Only way to do it then, is to base it on which of the lot you remember the most. Or the least, as it were, which for me, is probably Bala’s slightly scattered Spotlight. Chiefly because it’s another self-deprecating meta movie, on the movie world, starring Harsh Varrdhan Kapoor, after his extended cameo in the Netflix production, AK vs AK.
As a short story, it still bears the stamp of Ray the most. There’s talk of stardom, dealt with in Nayak (1965), and a religious cult, explored in Mahapurush (1965). Spotlight has some of the wittiest one-liners though.
My favourite from this entire anthology being Kapoor as superstar Vicky Arora telling his girlfriend he’s breaking up with, who’s also a Bollywood heroine: “Don’t come back when I’m at the Oscars, huh? Tum macchar-dani wali gown pehenke rampwalk karna, at Gutkha awards!”
Which was the short film I recall being absorbed by the most? Mukherjee’s Forget Me Not, starring the incredibly kinetic Ali Fazal. Which is the one I didn’t have to speed-watch again, before stringing these sentences together? HHKB — what’s there to ever forget about Bajpayee and Rao jamming on screen!
This is also to tell you how I watched Ray. Patiently, over four days, an episode each. Felt like I was reading short stories, by myself, before bed, on a personal device — something that cinema, mimicking a book, allows for, in a way that it’s never done before.
As per Oscars that define a short film as under 40 minutes (including credits), ones in this anthology, each clocking close to an hour, strictly speaking, aren’t short films. They’re not features either. You can click on them separately like episodes in a series (something you couldn’t do in several, similar anthologies by Netflix in the past).
The form then is as alluring as the content. It’s made me hope to rediscover the two seasons of Satyajit Ray Presents — series of shorts telecast on Doordarshan in the ’80s. The only memory of which I have is Shashi Kapoor as Feluda in an episode set in Kathmandu. It’s unavailable online. Plan to check out Sujoy Ghosh’s Ankul (2017) on YouTube perhaps, also based on a Ray short story.

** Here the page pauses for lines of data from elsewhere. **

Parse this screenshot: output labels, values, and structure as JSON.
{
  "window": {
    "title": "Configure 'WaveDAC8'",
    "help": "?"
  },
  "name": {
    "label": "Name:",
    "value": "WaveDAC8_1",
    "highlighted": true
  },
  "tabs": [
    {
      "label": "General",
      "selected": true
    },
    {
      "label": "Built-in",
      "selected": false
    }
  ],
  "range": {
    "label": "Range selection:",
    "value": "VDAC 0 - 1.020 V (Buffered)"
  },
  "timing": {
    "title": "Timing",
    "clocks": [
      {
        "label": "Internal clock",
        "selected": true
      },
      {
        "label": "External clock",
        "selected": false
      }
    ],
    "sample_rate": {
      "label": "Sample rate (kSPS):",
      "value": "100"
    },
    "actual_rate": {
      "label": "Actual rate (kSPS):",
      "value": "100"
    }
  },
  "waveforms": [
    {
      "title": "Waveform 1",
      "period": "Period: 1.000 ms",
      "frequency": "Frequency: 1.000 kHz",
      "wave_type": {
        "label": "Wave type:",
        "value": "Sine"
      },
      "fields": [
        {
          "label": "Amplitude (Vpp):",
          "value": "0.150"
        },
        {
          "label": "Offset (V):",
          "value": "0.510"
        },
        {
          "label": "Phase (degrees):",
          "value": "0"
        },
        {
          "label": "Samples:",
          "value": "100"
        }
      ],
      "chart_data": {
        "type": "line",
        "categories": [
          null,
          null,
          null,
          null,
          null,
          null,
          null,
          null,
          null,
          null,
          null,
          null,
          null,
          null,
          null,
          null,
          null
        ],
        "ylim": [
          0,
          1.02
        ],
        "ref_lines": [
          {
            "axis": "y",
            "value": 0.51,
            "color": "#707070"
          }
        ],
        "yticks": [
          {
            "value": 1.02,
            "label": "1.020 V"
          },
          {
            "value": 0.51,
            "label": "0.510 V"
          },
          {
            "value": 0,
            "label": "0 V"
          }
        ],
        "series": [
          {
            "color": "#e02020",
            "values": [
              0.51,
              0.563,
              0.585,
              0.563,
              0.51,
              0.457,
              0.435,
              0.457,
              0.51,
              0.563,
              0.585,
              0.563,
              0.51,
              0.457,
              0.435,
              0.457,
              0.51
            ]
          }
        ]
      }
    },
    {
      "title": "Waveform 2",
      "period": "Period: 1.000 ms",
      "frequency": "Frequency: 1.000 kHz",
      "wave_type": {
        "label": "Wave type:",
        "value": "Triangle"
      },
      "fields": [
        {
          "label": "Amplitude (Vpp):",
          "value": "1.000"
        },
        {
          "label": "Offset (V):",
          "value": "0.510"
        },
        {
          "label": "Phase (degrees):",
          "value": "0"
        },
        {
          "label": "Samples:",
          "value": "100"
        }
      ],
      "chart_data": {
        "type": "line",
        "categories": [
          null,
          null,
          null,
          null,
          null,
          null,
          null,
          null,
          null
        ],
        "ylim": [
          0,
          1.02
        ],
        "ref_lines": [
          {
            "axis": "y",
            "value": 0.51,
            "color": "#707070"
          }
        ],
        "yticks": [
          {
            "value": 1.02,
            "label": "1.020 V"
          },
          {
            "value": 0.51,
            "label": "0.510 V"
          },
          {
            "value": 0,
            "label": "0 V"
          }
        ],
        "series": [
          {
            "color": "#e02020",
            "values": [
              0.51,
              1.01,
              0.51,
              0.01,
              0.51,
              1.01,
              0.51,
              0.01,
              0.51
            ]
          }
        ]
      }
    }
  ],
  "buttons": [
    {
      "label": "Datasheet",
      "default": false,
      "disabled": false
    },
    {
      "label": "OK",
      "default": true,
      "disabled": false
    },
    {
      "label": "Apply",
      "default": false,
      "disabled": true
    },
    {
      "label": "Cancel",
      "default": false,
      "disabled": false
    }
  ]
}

That’s the thing about the insatiable Ray, isn’t it? Seems like he had multiple lifetimes. At any rate his works do, as you can tell, from this smartly inspired collection as well. Can’t complain.